Guardian Protection Services has partnered with TrustELI to offer the security company’s customers an Internet security hardware solution.


TrustELI, Mount Laurel, N.J., was founded in 2004. The vision: to provide an all-in-one plug-and-protect Internet security appliance that caters to consumers and small businesses, said Susan Lutz, CEO of the company. When the company’s chief marketing officer began looking into vertical markets, he zeroed in on Guardian Protection Services, Pittsburgh, Pa. Partnering physical security with Internet security was a complimentary fit, Lutz said.

Guardian Protection Services signed on with TrustELI and will offer its new and existing customers the opportunity to add the ELI Internet security hardware and services to their contracts.

The ELI hardware appliance is installed by Guardian Protection Services and monitored by TrustELI. It provides anti-virus, anti-spam, anti-phishing and content filtering controls, along with a firewall, DSL modem, wireless connectivity and a four-port Ethernet switch all-in-one. Security features are automatically updated several times daily by TrustELI. In addition to the monitoring, TrustELI provides the support and management services.

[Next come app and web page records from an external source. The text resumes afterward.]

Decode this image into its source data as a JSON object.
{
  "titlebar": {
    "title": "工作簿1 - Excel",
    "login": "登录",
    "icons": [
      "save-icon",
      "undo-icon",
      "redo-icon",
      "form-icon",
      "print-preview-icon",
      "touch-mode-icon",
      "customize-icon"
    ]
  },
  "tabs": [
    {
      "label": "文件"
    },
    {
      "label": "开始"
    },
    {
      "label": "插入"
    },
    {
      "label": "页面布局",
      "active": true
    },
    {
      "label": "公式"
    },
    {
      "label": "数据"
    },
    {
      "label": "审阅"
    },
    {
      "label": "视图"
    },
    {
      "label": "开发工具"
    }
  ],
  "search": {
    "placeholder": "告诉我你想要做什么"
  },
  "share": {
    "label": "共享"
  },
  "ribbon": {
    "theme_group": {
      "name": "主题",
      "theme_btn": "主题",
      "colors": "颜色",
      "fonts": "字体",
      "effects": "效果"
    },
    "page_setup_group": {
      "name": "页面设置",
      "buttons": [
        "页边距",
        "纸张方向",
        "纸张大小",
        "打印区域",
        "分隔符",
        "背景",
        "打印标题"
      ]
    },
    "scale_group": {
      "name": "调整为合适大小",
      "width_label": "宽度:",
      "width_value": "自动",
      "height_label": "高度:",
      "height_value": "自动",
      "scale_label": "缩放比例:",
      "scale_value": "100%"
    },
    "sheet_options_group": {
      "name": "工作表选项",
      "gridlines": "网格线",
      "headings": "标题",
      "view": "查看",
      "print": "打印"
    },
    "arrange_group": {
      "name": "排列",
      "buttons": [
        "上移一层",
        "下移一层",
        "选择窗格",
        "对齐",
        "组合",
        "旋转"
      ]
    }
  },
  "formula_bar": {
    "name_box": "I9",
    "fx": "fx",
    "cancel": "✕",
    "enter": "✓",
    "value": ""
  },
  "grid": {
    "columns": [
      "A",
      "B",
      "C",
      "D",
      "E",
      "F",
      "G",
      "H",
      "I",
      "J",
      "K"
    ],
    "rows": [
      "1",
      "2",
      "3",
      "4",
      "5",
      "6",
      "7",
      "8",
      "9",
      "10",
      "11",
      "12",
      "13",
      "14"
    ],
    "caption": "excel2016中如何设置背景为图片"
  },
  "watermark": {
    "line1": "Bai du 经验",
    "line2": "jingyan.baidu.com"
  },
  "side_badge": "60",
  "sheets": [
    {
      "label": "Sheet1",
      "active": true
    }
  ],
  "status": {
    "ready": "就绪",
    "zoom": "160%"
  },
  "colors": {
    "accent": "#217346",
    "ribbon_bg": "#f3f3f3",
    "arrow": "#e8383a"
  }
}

“There are a lot of Internet security applications out there such as free software or purchased software. This is a commercial-grade piece of hardware managed remotely through ELI. It is Internet security at its best and this is something that is not readily available in the marketplace,” said William Graham, senior vice president of sales and marketing at Guardian Protection Services.

Graham said that because part of Guardian Protection Services’ business already includes low-voltage wiring for new contruction, going a step further and installing an Internet security appliance for its customers made sense. “We were already providing the physical backbone, so it only makes sense to get into the security side of networks,” he said.

But, although many other dealer companies have yet to offer Internet security or other non-physical security add-on services to their contracts, Guardian Protection Services doesn’t necessarily see the step as unique.

“It’s a natural progression…this is a unique product. I don’t know that this would be something for every security company,” Graham said. “You have to have a depth of customer service and we are providing a lot of the backbone already [in new construction installations].”

Aside from network protection and recurring revenue, another positive feature of the ELI product, is that there is no training involved, Lutz said. “You take it out of the box and plug it in,” she said. The only training Guardian Protection Services received is sales training, so that they can educate their customers on the benefits of the technology.

According to Lutz, TrustELI is currently working with other top physical security providers to forge similar partnerships and increase its presence in the vertical market. Lutz believes that an increasing number of physical security providers will offer services such as Internet security in the future.

“We are starting to see the convergence of voice, video and even data,” Lutz said. “There are a lot more physical security providers in that too and they are looking to provide a lot more incremental revenue. Guardian Protection Services is an early adopter. A lot of other [physical security companies] will see what we are doing and they will start to follow. I am thrilled about it,” she added.

Sandra Jones, principal consultant with Sandra Jones and Co., Chardon, Ohio, foresees this and other types of non-physical security add-on services as the future for the industry.

“Before, we assumed that piece of mind was something from a burglar alarm. The threats are different today,” Jones said. “[Security companies] are looking for more value-added services that delight the customer and provide non-alarm recurring revenue.”

Jones said that a step such as Guardian Protection Services’ is a very logical one and demonstrates that dealers and integrators are homing in on the needs of the customer base. “Still, I think it’s relatively new in the residential market for a security company,” she added. Jones predicts that “more and more companies will find new technologies, not to take the place of what they do, but to enhance what they do.”